Empathy shouldn’t really be considered a superpower but rather a quality that makes us all better people – but in True Colors, this means that Alex can basically see and experience the emotions of another person, which are presented in a colourful aura, such as red for anger, blue for sadness, and purple for fear.
It’s not just a glorified form of mind-reading either. The aura might spread to other objects in the immediate area that triggers a character’s memories leading to other clues, while Alex’s dialogue choices can also alter someone’s emotions, which might feel manipulative on a couple occasions but more often is about helping someone out of a bad emotional state. Going one step further, she can even absorb these emotions, which carry their own risks, especially if someone is suffering from severe depression, for instance.
More importantly, the point of empathy is being able to understand someone else’s perspective, which allows for nuanced writing, revealing conflicting emotions beneath someone who looks like they’re keeping it together or finding out why someone who could’ve been just an unlikable caricature is acting the way they are.

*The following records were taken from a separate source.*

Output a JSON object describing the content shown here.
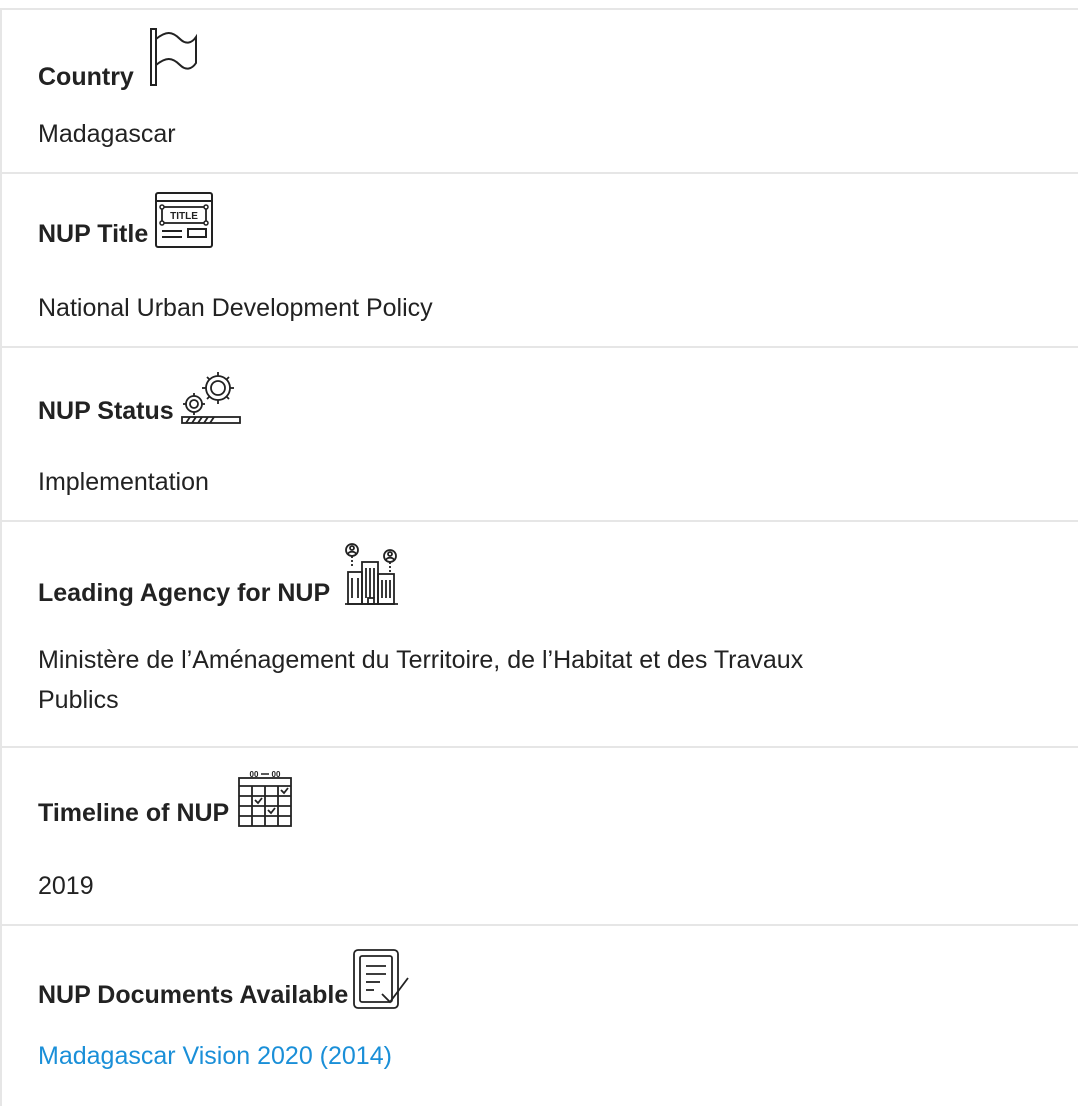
{
  "rows": [
    {
      "label": "Country",
      "icon": "flag-icon",
      "value": "Madagascar"
    },
    {
      "label": "NUP Title",
      "icon": "title-window-icon",
      "value": "National Urban Development Policy",
      "icon_text": "TITLE"
    },
    {
      "label": "NUP Status",
      "icon": "gears-progress-icon",
      "value": "Implementation"
    },
    {
      "label": "Leading Agency for NUP",
      "icon": "city-agency-icon",
      "value_line1": "Ministère de l’Aménagement du Territoire, de l’Habitat et des Travaux",
      "value_line2": "Publics"
    },
    {
      "label": "Timeline of NUP",
      "icon": "calendar-icon",
      "value": "2019",
      "icon_text_left": "00",
      "icon_text_right": "00"
    },
    {
      "label": "NUP Documents Available",
      "icon": "document-check-icon",
      "link": "Madagascar Vision 2020 (2014)"
    }
  ],
  "colors": {
    "text": "#222222",
    "link": "#1a8fd8",
    "divider": "#e6e6e6"
  }
}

For the most part, it also avoids being gratuitous with the difficult subjects that come up, from mental illness to grief.
Which isn’t to say it’s a misery fest of anxiety and trauma, as the game also basks in moments of joy, some of which are brought about through Alex’s actions, including one choice that is guaranteed to have you positively beaming.
It would be fair to say that the writing succeeds in True Colors not just because of the performance of the cast but because the tech has also stepped up, from the use of mo-cap to the subtle facial animations, making every close-up as emotionally affecting as intended.